The stopper must not be in constant contact with the whiskey inside the bottle. However, a completely dry cork can crumble or break when you open the bottle. Keep it moist by turning the bottle upside down for a few seconds once a month.
Step 5. Store away from moisture (optional)
If the bottle is tightly sealed, moisture will not harm the drink. But if you want to keep it looking good, it's a good idea to store it in an area with low humidity. Excess can damage the label or even create mold.
Method 2 of 2: Keeping whiskey fresh after opening the bottle
Step 1. Continue to protect the whiskey from light and heat
After opening, you must continue to protect the drink from the outside elements. Store it in a cool, dark area such as a wine cellar, pantry, cupboard or box.
An open and full bottle can last up to a year if it is not in contact with heat and light
Step 2. Store whiskey in a tightly sealed container

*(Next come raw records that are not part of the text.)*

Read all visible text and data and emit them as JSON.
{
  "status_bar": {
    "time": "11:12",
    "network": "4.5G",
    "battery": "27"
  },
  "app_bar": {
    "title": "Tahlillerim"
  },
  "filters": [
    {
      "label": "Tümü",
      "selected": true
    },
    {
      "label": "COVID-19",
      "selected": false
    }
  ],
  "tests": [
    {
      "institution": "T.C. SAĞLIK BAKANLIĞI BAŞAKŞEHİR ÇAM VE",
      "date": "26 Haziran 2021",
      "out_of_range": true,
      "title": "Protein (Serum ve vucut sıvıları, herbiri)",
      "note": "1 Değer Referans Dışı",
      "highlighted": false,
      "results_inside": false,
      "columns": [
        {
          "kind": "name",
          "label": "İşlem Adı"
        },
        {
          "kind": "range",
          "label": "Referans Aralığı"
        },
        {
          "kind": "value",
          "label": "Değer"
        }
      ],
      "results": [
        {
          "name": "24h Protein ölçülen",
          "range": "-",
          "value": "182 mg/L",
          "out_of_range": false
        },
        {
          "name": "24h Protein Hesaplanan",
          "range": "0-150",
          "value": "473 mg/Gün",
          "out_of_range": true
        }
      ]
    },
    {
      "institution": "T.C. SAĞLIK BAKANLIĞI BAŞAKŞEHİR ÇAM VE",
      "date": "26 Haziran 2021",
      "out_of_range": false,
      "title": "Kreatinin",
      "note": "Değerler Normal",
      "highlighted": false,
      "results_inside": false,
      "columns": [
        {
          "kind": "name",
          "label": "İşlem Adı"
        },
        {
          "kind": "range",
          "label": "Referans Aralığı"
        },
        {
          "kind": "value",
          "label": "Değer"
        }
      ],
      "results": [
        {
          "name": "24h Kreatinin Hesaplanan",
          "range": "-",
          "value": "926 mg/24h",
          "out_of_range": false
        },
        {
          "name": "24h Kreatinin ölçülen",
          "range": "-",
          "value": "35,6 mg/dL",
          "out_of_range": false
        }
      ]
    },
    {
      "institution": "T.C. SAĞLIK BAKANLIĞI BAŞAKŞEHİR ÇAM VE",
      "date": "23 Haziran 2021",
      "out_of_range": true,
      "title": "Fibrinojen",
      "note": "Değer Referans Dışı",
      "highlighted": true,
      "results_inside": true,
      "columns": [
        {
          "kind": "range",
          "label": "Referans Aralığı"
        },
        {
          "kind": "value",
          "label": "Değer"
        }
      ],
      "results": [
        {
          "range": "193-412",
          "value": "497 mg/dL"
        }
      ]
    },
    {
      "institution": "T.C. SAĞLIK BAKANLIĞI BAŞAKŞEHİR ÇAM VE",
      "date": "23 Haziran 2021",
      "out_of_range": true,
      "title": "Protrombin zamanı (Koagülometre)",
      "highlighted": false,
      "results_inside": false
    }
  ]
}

The biggest enemy of an open bottle is oxygen. As it enters the bottle, the gas reacts with the whiskey, eventually weakening the flavor. Minimize the beverage's exposure to oxygen by keeping it tightly closed.
If the original stopper no longer fits, you can buy a bottle cap that creates a very tight seal, or you can transfer the whiskey into an airtight glass container
Step 3. Transfer to a decanter if desired
Unlike wine, whiskey receives no benefit from decanting. However, decanting it won't harm you either, and a decanter is an attractive and easy-to-serve container. It must have a very tight seal. Keep it in a cool, temperature-controlled area.
Avoid using decanters made of lead crystal. While these containers are very attractive and shiny, there is a risk of lead getting into the whiskey if you use them for long-term storage
Step 4. Quickly finish the bottle when it starts to run empty
The more “space” the bottle has, the faster the whiskey will start to oxidize. In other words, a fuller bottle will stay fresh much longer than one that is emptier.
- A fuller bottle of whiskey can last up to a year after opening, but one that is only a quarter full will lose flavor in a month. When the drink starts to dwindle in the bottle (at the ⅓ mark), it might be a good time to invite friends over for a whiskey!
- You can also keep it fresh longer by transferring it to smaller containers when the level in the bottle starts to drop.
Step 5. Keep whiskey longer with a preservative spray
Such sprays consist of harmless inert gases (such as nitrogen and argon) that create a buffer between the whiskey and oxygen that would normally accumulate in the empty part of the bottle. Although they are commonly sold as wine preserving sprays, they are also suitable for whiskey and other spirits.
- Follow the directions on the package to learn how to use the spray.
- You can buy this product online or you can try to find it at a liquor store.